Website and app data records
>>>
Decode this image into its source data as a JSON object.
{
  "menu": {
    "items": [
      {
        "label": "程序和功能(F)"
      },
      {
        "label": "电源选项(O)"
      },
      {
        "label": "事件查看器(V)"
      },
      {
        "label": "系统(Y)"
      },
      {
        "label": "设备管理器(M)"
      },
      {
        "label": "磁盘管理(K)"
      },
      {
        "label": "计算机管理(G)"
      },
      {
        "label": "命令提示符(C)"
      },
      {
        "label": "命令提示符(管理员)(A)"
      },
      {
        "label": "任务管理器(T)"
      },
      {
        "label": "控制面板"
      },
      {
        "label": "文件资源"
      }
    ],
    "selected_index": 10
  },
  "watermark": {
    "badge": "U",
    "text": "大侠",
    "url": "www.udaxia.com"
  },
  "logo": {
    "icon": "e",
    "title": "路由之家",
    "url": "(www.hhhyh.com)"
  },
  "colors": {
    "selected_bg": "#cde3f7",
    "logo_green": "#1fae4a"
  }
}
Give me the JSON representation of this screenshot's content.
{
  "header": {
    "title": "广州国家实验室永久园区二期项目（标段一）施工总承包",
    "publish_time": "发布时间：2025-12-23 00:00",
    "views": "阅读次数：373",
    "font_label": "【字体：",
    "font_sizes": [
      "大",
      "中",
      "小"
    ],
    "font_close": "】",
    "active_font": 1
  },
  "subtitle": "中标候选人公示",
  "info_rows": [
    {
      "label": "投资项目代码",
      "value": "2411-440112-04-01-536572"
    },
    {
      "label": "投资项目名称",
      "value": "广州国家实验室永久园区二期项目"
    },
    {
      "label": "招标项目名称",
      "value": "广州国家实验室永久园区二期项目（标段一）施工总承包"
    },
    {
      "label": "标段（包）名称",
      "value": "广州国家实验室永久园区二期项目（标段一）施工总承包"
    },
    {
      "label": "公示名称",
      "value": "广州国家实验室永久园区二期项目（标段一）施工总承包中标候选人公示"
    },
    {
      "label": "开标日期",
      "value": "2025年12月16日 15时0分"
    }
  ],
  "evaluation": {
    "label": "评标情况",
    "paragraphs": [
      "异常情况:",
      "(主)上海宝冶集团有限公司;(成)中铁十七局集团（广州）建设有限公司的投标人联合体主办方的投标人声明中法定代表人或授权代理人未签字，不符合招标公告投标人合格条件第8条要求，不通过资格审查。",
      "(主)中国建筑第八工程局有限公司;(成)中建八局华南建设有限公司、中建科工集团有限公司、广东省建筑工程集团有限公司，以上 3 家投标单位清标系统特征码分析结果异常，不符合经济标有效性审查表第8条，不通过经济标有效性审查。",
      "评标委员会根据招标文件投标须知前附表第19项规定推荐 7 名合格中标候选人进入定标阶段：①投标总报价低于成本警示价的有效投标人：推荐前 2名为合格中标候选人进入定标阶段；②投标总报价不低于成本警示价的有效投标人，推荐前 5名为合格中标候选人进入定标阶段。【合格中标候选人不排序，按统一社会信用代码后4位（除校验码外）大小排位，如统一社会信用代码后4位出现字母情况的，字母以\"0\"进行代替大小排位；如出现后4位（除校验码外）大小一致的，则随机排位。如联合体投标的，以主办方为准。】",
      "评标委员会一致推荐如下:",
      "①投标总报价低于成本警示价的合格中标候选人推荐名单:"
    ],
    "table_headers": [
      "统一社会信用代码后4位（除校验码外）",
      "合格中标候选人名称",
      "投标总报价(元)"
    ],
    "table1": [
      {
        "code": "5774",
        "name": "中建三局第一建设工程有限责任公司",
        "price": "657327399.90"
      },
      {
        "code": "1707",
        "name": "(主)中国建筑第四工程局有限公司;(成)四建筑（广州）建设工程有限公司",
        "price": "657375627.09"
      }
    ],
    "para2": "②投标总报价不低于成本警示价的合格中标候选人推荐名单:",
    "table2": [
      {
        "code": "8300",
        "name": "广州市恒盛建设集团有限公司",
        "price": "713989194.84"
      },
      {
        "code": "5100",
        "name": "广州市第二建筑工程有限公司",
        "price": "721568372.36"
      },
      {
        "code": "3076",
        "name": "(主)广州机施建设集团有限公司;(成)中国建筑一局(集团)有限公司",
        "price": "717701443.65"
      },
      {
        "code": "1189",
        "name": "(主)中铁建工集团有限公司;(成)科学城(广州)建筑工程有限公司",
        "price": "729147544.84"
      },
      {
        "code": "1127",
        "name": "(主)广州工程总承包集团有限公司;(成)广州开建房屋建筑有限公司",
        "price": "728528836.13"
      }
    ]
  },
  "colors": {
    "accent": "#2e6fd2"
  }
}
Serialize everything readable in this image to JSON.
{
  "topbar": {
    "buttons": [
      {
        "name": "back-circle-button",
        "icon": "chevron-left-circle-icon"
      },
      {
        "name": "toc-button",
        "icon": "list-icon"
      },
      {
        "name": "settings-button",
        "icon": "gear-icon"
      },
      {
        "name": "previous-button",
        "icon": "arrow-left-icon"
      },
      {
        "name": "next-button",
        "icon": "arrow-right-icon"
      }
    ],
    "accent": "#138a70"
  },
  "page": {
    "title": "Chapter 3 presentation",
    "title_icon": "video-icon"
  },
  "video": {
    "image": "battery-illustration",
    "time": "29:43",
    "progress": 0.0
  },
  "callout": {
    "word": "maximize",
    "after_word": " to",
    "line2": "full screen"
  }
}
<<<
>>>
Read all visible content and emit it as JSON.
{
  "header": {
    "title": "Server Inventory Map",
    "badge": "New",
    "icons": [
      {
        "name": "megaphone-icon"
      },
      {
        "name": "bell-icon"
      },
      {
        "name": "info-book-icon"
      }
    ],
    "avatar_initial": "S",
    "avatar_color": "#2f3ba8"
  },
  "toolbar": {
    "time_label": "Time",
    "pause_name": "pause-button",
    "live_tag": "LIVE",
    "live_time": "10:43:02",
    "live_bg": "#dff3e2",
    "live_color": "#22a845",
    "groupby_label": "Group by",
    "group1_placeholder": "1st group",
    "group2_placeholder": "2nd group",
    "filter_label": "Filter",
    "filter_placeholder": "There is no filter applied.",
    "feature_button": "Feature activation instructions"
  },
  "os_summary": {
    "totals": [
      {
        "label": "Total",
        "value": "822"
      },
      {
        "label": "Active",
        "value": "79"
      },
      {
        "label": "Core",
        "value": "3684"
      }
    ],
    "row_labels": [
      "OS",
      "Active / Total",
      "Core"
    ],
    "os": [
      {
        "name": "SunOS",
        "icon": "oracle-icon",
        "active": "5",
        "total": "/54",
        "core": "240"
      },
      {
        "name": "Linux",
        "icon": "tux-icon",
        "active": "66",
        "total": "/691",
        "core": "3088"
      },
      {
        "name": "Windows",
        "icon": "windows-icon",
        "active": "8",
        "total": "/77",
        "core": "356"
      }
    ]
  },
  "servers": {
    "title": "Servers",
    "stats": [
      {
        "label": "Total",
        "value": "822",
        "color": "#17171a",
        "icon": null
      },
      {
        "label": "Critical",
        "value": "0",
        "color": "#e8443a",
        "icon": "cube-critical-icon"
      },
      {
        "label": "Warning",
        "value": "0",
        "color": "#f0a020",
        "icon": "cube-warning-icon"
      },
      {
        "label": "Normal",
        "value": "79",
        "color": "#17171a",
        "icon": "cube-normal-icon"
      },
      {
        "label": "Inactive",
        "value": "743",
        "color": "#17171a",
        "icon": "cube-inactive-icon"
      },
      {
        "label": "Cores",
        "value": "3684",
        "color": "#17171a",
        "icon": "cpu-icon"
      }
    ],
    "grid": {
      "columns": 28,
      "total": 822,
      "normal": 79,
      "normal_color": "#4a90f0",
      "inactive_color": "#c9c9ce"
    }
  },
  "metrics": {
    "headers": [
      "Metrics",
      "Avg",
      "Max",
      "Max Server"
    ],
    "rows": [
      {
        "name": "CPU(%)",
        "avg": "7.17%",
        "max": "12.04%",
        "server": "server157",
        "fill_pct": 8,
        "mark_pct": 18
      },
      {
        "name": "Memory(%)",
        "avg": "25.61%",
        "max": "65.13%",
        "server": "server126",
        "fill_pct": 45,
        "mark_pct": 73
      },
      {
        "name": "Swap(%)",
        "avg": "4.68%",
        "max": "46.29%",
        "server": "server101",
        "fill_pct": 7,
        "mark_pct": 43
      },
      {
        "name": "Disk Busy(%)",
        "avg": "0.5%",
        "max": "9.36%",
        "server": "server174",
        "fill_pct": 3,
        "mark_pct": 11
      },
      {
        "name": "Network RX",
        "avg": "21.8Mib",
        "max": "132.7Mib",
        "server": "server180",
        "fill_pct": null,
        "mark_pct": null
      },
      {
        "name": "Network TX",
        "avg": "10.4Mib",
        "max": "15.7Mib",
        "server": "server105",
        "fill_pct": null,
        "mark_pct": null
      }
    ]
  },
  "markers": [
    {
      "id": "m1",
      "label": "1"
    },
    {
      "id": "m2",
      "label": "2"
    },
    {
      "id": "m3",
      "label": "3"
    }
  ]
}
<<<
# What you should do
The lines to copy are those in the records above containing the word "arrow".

# Solved problem
        "icon": "arrow-left-icon"
        "icon": "arrow-right-icon"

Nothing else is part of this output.